(Beginning of RECORDS SUPPLIED)
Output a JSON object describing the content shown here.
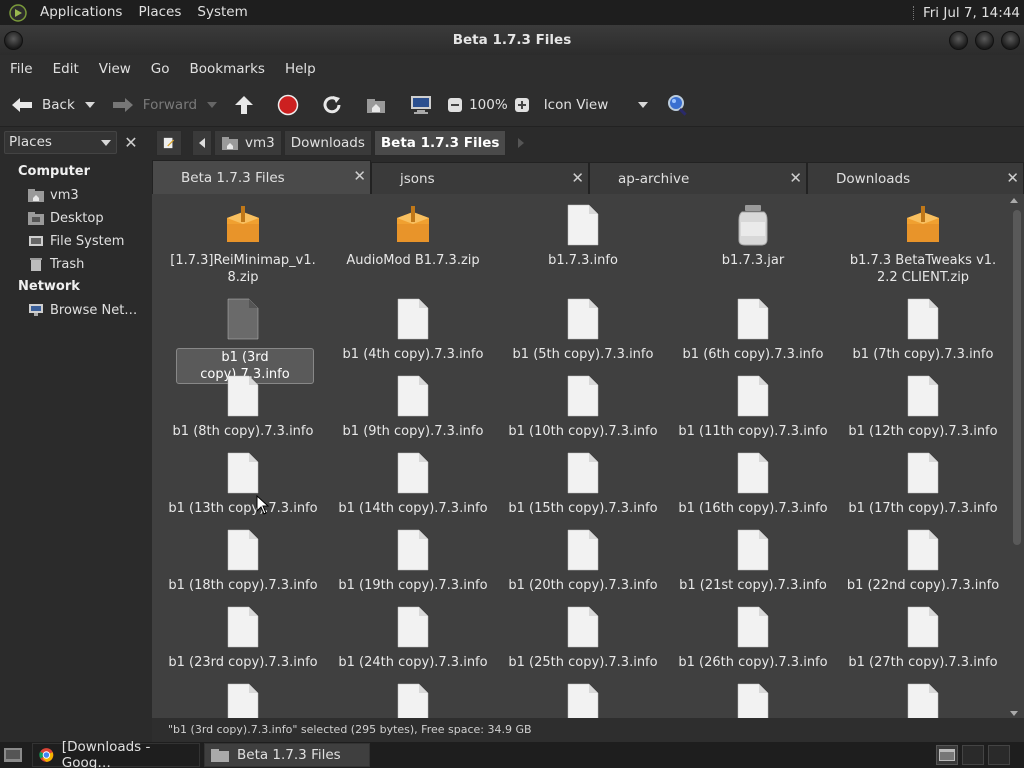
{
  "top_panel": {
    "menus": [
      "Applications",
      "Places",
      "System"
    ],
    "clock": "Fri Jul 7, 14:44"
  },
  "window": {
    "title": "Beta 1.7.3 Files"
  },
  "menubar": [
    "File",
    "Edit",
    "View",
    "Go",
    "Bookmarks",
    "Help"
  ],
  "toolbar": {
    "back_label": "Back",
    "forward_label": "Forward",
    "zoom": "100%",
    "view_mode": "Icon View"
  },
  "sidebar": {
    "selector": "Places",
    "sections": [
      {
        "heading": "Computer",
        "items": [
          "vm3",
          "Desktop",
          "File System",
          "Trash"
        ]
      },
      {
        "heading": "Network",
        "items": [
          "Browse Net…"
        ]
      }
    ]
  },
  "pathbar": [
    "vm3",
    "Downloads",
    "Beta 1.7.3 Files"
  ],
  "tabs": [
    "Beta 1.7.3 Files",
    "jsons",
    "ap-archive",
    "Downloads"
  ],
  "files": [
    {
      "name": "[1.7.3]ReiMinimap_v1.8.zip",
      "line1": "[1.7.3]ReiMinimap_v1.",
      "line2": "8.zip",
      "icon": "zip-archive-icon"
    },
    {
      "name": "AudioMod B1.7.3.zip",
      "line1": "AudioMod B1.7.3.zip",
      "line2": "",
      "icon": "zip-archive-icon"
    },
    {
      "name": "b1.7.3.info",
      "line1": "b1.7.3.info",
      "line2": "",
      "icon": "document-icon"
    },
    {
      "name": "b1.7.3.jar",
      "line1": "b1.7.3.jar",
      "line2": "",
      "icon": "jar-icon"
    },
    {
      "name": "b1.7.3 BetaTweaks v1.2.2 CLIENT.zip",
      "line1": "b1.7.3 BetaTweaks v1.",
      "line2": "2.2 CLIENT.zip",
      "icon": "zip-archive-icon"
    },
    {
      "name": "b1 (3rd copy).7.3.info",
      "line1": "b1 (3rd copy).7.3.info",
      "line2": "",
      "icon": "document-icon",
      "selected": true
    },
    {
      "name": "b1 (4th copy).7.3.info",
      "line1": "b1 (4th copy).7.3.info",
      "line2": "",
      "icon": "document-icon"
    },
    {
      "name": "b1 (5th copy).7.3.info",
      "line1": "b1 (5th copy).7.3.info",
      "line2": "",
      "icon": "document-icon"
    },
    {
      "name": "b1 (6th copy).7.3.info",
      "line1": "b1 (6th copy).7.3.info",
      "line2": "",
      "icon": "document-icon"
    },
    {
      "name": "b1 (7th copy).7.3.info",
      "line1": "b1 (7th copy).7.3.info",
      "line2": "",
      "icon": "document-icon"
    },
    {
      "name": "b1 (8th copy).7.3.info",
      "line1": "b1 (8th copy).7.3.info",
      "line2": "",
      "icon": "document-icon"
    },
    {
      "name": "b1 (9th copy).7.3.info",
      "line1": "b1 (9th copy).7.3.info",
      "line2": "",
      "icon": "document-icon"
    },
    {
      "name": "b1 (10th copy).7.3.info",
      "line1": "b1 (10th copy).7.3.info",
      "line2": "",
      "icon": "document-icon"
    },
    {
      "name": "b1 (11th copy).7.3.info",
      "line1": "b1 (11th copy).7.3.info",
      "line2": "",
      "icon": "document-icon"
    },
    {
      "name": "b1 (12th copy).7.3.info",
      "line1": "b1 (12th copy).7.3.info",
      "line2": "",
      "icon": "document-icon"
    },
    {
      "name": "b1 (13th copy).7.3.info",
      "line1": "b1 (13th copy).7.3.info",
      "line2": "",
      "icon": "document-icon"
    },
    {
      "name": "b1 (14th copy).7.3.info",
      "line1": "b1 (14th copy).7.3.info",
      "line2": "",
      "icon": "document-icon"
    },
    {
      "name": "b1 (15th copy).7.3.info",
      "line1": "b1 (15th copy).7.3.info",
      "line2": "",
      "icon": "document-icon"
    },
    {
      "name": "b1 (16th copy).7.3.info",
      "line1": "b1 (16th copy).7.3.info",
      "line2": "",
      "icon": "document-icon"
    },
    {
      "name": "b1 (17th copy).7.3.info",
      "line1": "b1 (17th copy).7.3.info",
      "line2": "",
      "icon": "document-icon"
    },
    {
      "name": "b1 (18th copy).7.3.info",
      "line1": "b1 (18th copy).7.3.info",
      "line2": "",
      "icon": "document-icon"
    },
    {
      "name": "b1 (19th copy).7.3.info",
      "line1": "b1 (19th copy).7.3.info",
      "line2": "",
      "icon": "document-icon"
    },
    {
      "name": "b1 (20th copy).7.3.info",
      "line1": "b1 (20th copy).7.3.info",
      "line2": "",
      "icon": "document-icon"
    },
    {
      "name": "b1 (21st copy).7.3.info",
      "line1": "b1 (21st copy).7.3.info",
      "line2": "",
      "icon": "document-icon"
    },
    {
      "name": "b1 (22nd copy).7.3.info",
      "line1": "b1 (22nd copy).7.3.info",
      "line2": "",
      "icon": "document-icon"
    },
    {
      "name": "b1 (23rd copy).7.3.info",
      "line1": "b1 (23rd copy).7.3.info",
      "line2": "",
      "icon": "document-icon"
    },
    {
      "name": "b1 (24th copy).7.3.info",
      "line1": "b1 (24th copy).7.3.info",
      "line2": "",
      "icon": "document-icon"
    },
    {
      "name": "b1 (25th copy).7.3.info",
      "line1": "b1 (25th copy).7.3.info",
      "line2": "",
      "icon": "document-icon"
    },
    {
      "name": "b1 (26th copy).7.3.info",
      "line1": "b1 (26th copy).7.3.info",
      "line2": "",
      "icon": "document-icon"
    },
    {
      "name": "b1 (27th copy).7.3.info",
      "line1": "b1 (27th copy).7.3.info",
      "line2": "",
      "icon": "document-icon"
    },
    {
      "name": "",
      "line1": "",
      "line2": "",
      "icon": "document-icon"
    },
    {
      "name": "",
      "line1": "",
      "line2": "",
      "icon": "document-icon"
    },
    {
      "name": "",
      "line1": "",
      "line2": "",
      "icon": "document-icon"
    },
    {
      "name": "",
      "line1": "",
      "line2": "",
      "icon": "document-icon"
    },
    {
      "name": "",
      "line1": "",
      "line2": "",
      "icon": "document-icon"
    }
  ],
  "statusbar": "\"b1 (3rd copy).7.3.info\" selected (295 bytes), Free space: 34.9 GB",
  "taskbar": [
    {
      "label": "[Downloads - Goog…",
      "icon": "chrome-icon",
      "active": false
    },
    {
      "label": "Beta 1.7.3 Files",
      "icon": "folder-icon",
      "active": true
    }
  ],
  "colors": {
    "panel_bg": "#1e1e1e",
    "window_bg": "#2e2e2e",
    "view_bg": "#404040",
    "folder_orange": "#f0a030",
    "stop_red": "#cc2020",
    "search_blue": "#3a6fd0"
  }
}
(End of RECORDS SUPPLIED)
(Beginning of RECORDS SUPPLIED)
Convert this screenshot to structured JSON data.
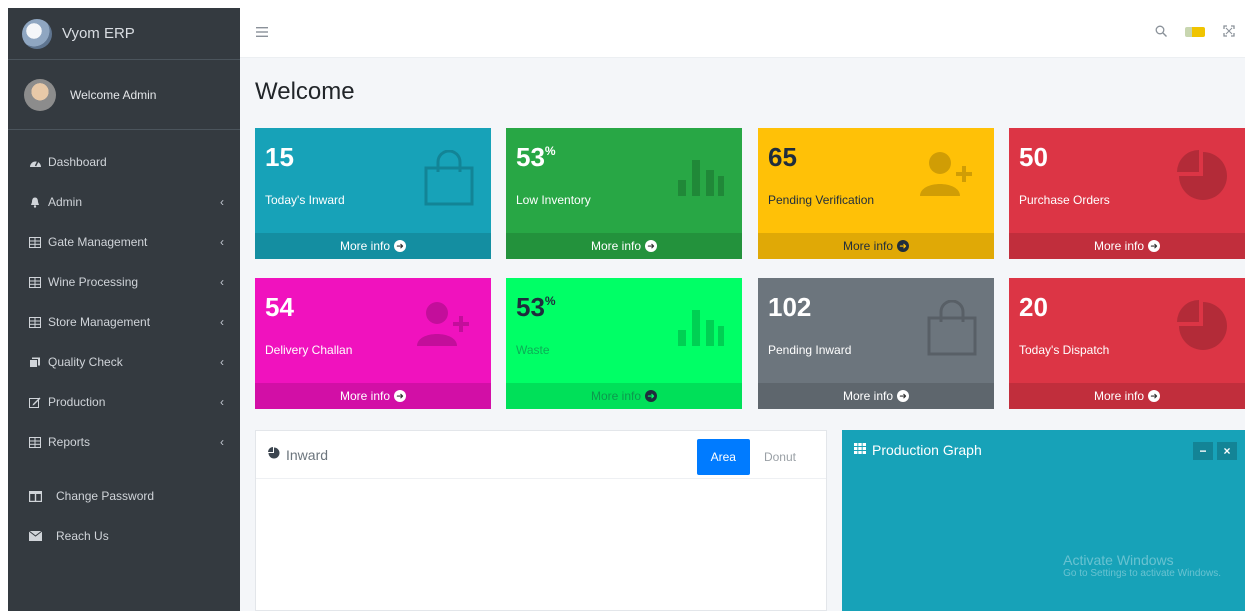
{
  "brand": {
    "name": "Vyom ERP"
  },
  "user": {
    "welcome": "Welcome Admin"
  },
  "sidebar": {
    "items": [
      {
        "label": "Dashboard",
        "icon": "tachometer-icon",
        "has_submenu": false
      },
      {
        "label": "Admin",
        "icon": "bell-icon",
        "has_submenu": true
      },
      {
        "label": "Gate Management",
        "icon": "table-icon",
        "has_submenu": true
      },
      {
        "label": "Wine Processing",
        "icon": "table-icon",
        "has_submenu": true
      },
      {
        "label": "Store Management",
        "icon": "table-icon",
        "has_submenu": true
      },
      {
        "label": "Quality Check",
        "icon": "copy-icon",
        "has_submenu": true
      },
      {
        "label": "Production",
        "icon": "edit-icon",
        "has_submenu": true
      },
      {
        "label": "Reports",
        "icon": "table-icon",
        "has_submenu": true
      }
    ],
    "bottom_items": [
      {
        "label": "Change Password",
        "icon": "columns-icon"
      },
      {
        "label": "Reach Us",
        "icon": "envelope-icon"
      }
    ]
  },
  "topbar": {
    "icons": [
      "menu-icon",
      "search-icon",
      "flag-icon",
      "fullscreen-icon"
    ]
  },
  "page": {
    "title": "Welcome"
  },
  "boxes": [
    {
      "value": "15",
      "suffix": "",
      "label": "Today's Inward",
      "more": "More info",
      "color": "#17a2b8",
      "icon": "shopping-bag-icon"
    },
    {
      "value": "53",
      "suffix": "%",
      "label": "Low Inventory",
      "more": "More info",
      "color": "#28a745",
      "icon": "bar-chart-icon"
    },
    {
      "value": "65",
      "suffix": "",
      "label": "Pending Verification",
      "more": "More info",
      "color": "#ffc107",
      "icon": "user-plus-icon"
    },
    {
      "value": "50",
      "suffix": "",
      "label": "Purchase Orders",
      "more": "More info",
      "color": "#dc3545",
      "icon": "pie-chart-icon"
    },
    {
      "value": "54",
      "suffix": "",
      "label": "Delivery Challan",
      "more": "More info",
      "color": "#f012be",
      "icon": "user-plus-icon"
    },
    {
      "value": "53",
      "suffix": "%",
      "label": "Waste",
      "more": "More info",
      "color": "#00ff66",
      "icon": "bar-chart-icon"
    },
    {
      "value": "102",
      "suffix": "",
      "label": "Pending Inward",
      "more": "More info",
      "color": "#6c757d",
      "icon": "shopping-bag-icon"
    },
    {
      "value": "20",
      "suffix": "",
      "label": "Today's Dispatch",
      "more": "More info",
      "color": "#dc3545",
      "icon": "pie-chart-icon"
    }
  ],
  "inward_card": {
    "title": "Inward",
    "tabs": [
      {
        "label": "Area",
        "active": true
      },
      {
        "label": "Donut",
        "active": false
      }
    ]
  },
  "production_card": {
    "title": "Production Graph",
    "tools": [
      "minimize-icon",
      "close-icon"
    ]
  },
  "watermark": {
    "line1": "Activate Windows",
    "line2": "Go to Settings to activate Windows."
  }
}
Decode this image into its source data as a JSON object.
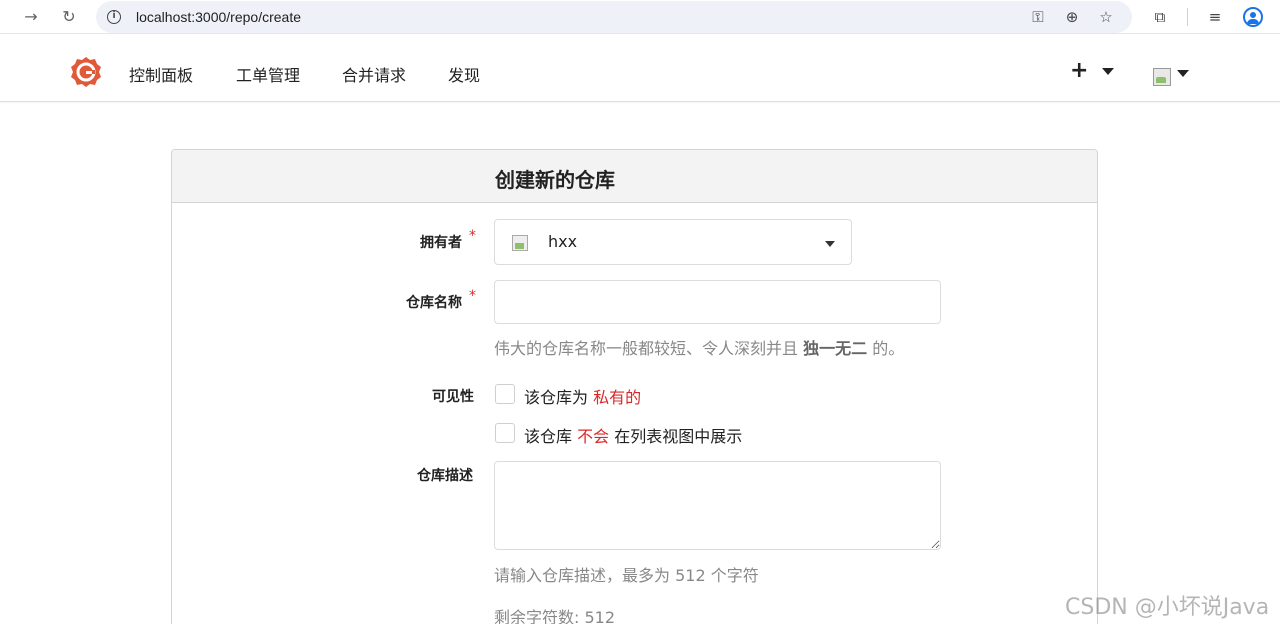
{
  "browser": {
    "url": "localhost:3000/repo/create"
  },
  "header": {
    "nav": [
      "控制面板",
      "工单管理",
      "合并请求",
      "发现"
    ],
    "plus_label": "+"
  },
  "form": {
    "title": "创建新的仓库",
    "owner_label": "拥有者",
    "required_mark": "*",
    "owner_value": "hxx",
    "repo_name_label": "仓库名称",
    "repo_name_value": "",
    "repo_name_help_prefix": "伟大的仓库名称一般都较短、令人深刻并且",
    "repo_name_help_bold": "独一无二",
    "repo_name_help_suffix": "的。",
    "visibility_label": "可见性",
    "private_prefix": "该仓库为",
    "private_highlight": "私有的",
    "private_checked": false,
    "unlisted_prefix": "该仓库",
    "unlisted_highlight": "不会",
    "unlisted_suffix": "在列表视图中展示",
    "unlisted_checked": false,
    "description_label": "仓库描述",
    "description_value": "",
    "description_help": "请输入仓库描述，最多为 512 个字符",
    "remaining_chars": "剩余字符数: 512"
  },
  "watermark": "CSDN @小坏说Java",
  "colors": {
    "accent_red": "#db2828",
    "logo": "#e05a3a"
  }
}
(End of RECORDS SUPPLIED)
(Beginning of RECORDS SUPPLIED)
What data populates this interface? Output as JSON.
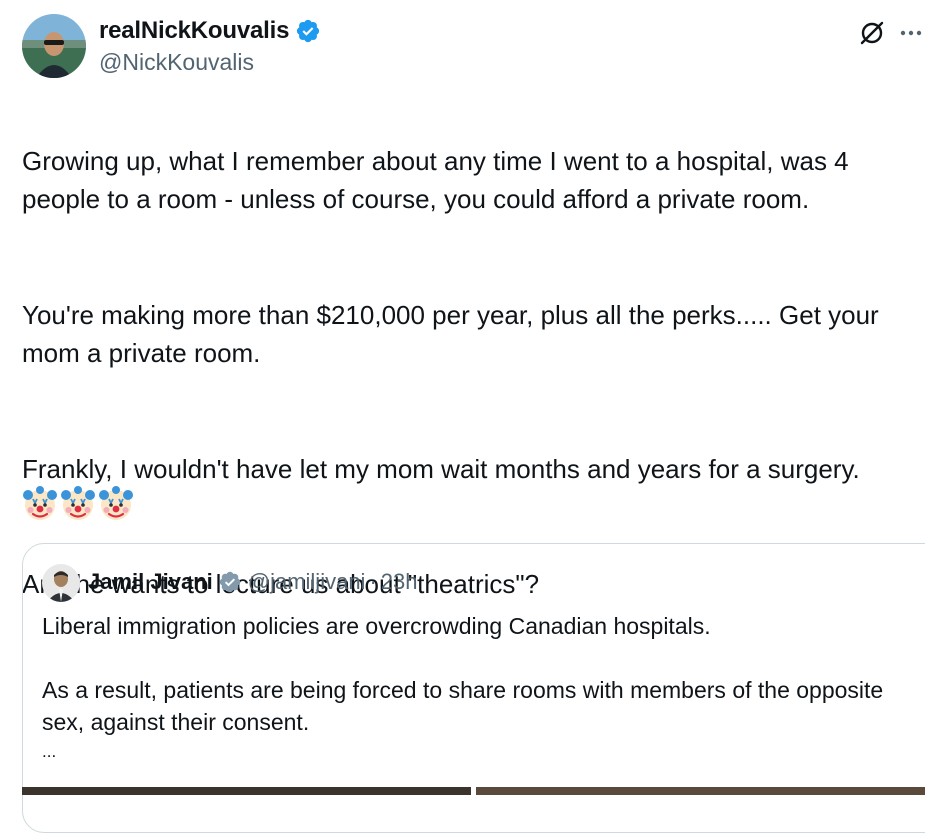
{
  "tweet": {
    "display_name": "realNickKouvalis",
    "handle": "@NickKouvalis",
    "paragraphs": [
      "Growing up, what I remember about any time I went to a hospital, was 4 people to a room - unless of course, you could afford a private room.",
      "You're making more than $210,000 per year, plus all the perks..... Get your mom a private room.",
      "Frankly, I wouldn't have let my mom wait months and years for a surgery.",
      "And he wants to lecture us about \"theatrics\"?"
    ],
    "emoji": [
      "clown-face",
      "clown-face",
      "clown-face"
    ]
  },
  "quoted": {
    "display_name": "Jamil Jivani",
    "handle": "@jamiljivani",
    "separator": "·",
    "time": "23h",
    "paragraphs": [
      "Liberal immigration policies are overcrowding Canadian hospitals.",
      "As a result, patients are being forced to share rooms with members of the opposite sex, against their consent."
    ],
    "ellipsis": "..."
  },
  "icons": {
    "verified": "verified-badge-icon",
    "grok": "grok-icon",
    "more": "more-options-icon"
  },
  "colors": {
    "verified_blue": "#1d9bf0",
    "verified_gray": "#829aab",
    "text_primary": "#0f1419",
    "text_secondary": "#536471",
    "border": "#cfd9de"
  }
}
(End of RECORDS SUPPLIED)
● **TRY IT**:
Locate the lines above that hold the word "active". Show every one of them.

● **SOLUTION FOR THIS PROBLEM**:
      "active": false
      "active": true
        "active": true
        "active": false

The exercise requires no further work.